Gradually however, a whispering campaign began against the Tswana Chicken. Years before the existence of social media trolls, murmurs began to circulate that the Tswana Chicken, far from being diligent, innovative and hard-working, was in fact stubborn, lazy and un-productive. Characteristics of loyalty and equality were gradually morphed into an unflattering perception that the Tswana Chicken was useless and no longer tasty or desirable.
Indeed, the whispering campaign against the Tswana Chicken took hold so fast that young women (and old ones), who had spent an unsatisfactory night began to call their partners “Tswana Chickens.”
At the back of this campaign to bad mouth our cultural icon, were the notorious FDI affiliate, known as the Broilers. No opportunity was lost to pour scorn on our revered Tswana Chicken which soon became synonymous with low productivity, unskilled, stubborn and undesirable.
The Broilers quickly invaded Botswana, chasing away the Tswana Chicken armed with the FDI playbook (Frustrate Domestic Initiative). The Broilers live in huge collectives – owned by a few wealthy FDI affiliates. They cannot survive in our natural environment and need special homes to be built and provided with designer scientifically formulated food, also provided by the FDI henchmen.
No longer are visitors greeted by a Tswana chicken which makes the ultimate sacrifice. Now, visitors leave unsatisfied, without the ritual chicken, because the scientifically stuffed, genetically modified, chlorine washed apology for a chicken, the infamous Broiler, which lives in a freezer, takes too long to be prepared. How, if you want to visit you have to call ahead, so that the Broiler has time to de-frost.

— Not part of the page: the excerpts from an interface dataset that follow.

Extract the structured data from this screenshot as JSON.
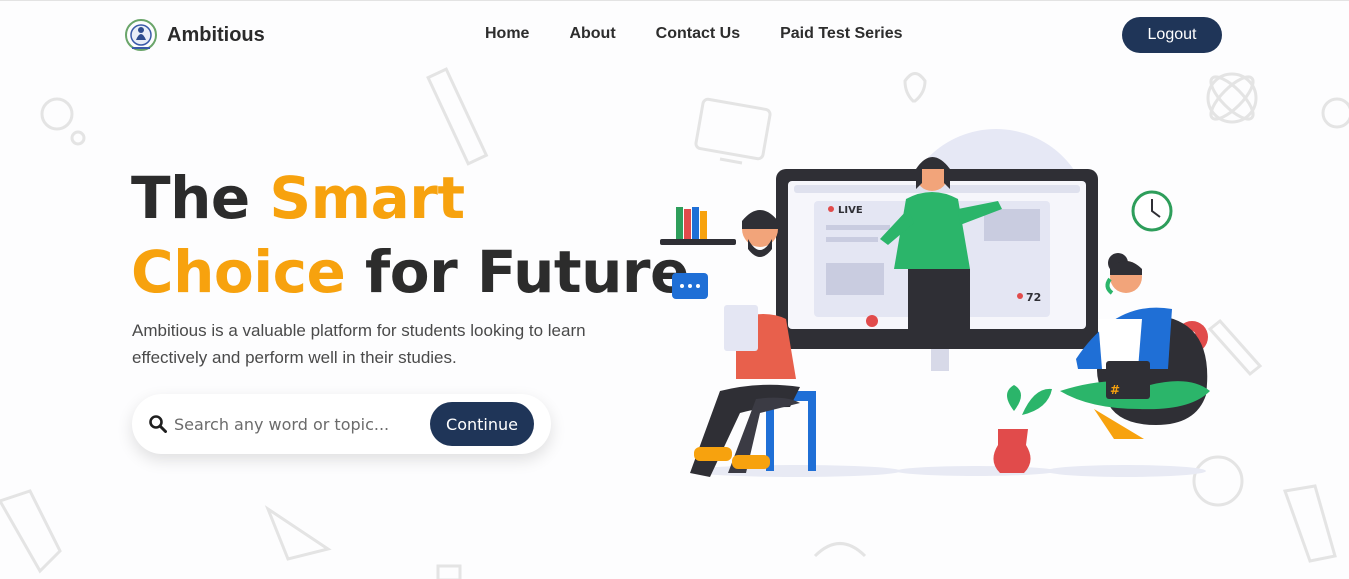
{
  "brand": {
    "name": "Ambitious",
    "logo_icon": "emblem-icon"
  },
  "nav": {
    "links": [
      "Home",
      "About",
      "Contact Us",
      "Paid Test Series"
    ],
    "logout_label": "Logout"
  },
  "hero": {
    "title_part1": "The ",
    "title_accent1": "Smart",
    "title_accent2": "Choice",
    "title_part2": " for Future",
    "description": "Ambitious is a valuable platform for students looking to learn effectively and perform well in their studies."
  },
  "search": {
    "placeholder": "Search any word or topic...",
    "button_label": "Continue"
  },
  "illustration": {
    "live_label": "LIVE",
    "viewer_count": "72"
  },
  "colors": {
    "accent": "#f7a20e",
    "primary_dark": "#1f3558",
    "text_dark": "#2c2c2c"
  }
}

This is changing fundamental rules of hospitality embedded in our culture of the Tswana Chicken which had the same place in our rituals as tea, in the Japanese tea ceremony.
However, there are signs of rebellion against the invasion on the alien FDI affiliated species – the Broiler which threatens of very way of life.
Behind closed doors, more and more people are whispering “Tswana Chickens Lives Matter”. From behind raised hands can be heard “Oh, I wish I had a tasty Tswana Chicken.” Or “Mmm eggs from Tswana Chickens are so tasty.”
Hidden deals are taking place under the very noses of those who DISSed the Tswana Chicken. Even in Phakalane, a flourishing smuggling industry is emerging with Tswana Chickens sneaking in through the back door in Glen Valley.
It is said that a Tswana Chicken has even been heard telling children to get ready for school again.
The age of renaissance for the Tswana Chicken is approaching. In the high class Chesanyama in Yeoville, Berea, Rocky Road and Hillbrow, as Sophiatown those in the know call out the “Tswana Chicken Lives”. They don’t call out for the Zimbabwe, Zulu, Pedi, or even the Xhosa Chicken.
The Tswana Chicken lives on. And young men are now proud to be called Tswana Chickens.
© tbc 2017